• **TO DO**
Where in the data below does the word "Shift" appear? Copy each line that holds it.

• **INPUT RECORDS**
=-=-=-=-=
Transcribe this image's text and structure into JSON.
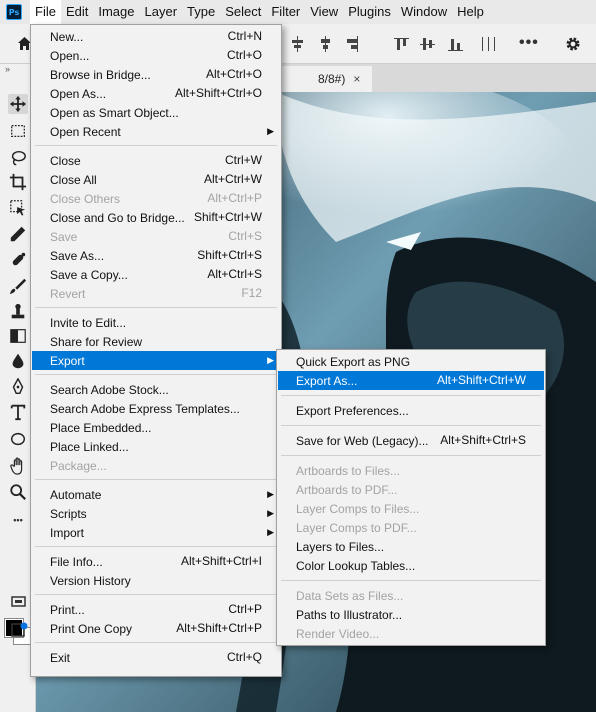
{
  "app": {
    "logo_text": "Ps"
  },
  "menubar": {
    "items": [
      "File",
      "Edit",
      "Image",
      "Layer",
      "Type",
      "Select",
      "Filter",
      "View",
      "Plugins",
      "Window",
      "Help"
    ]
  },
  "document": {
    "tab_title": "8/8#)",
    "close_glyph": "×"
  },
  "tools": {
    "collapse_glyph": "»",
    "more_glyph": "•••"
  },
  "options_bar": {
    "more_glyph": "•••"
  },
  "file_menu": {
    "groups": [
      [
        {
          "label": "New...",
          "shortcut": "Ctrl+N"
        },
        {
          "label": "Open...",
          "shortcut": "Ctrl+O"
        },
        {
          "label": "Browse in Bridge...",
          "shortcut": "Alt+Ctrl+O"
        },
        {
          "label": "Open As...",
          "shortcut": "Alt+Shift+Ctrl+O"
        },
        {
          "label": "Open as Smart Object...",
          "shortcut": ""
        },
        {
          "label": "Open Recent",
          "shortcut": "",
          "submenu": true
        }
      ],
      [
        {
          "label": "Close",
          "shortcut": "Ctrl+W"
        },
        {
          "label": "Close All",
          "shortcut": "Alt+Ctrl+W"
        },
        {
          "label": "Close Others",
          "shortcut": "Alt+Ctrl+P",
          "disabled": true
        },
        {
          "label": "Close and Go to Bridge...",
          "shortcut": "Shift+Ctrl+W"
        },
        {
          "label": "Save",
          "shortcut": "Ctrl+S",
          "disabled": true
        },
        {
          "label": "Save As...",
          "shortcut": "Shift+Ctrl+S"
        },
        {
          "label": "Save a Copy...",
          "shortcut": "Alt+Ctrl+S"
        },
        {
          "label": "Revert",
          "shortcut": "F12",
          "disabled": true
        }
      ],
      [
        {
          "label": "Invite to Edit...",
          "shortcut": ""
        },
        {
          "label": "Share for Review",
          "shortcut": ""
        },
        {
          "label": "Export",
          "shortcut": "",
          "submenu": true,
          "highlighted": true
        }
      ],
      [
        {
          "label": "Search Adobe Stock...",
          "shortcut": ""
        },
        {
          "label": "Search Adobe Express Templates...",
          "shortcut": ""
        },
        {
          "label": "Place Embedded...",
          "shortcut": ""
        },
        {
          "label": "Place Linked...",
          "shortcut": ""
        },
        {
          "label": "Package...",
          "shortcut": "",
          "disabled": true
        }
      ],
      [
        {
          "label": "Automate",
          "shortcut": "",
          "submenu": true
        },
        {
          "label": "Scripts",
          "shortcut": "",
          "submenu": true
        },
        {
          "label": "Import",
          "shortcut": "",
          "submenu": true
        }
      ],
      [
        {
          "label": "File Info...",
          "shortcut": "Alt+Shift+Ctrl+I"
        },
        {
          "label": "Version History",
          "shortcut": ""
        }
      ],
      [
        {
          "label": "Print...",
          "shortcut": "Ctrl+P"
        },
        {
          "label": "Print One Copy",
          "shortcut": "Alt+Shift+Ctrl+P"
        }
      ],
      [
        {
          "label": "Exit",
          "shortcut": "Ctrl+Q"
        }
      ]
    ]
  },
  "export_menu": {
    "groups": [
      [
        {
          "label": "Quick Export as PNG",
          "shortcut": ""
        },
        {
          "label": "Export As...",
          "shortcut": "Alt+Shift+Ctrl+W",
          "highlighted": true
        }
      ],
      [
        {
          "label": "Export Preferences...",
          "shortcut": ""
        }
      ],
      [
        {
          "label": "Save for Web (Legacy)...",
          "shortcut": "Alt+Shift+Ctrl+S"
        }
      ],
      [
        {
          "label": "Artboards to Files...",
          "shortcut": "",
          "disabled": true
        },
        {
          "label": "Artboards to PDF...",
          "shortcut": "",
          "disabled": true
        },
        {
          "label": "Layer Comps to Files...",
          "shortcut": "",
          "disabled": true
        },
        {
          "label": "Layer Comps to PDF...",
          "shortcut": "",
          "disabled": true
        },
        {
          "label": "Layers to Files...",
          "shortcut": ""
        },
        {
          "label": "Color Lookup Tables...",
          "shortcut": ""
        }
      ],
      [
        {
          "label": "Data Sets as Files...",
          "shortcut": "",
          "disabled": true
        },
        {
          "label": "Paths to Illustrator...",
          "shortcut": ""
        },
        {
          "label": "Render Video...",
          "shortcut": "",
          "disabled": true
        }
      ]
    ]
  },
  "colors": {
    "highlight": "#0078d7",
    "disabled_text": "#a3a3a3",
    "menu_bg": "#f2f2f2",
    "menubar_bg": "#e9e9e9"
  },
  "icons": {
    "tools": [
      "move-icon",
      "marquee-icon",
      "lasso-icon",
      "crop-icon",
      "object-select-icon",
      "eyedropper-icon",
      "healing-brush-icon",
      "brush-icon",
      "stamp-icon",
      "gradient-icon",
      "blur-icon",
      "pen-icon",
      "type-icon",
      "shape-icon",
      "hand-icon",
      "zoom-icon"
    ]
  }
}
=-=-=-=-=
• **EXERCISE ANSWER**
          "shortcut": "Alt+Shift+Ctrl+O"
          "shortcut": "Shift+Ctrl+W"
          "shortcut": "Shift+Ctrl+S"
          "shortcut": "Alt+Shift+Ctrl+I"
          "shortcut": "Alt+Shift+Ctrl+P"
          "shortcut": "Alt+Shift+Ctrl+W",
          "shortcut": "Alt+Shift+Ctrl+S"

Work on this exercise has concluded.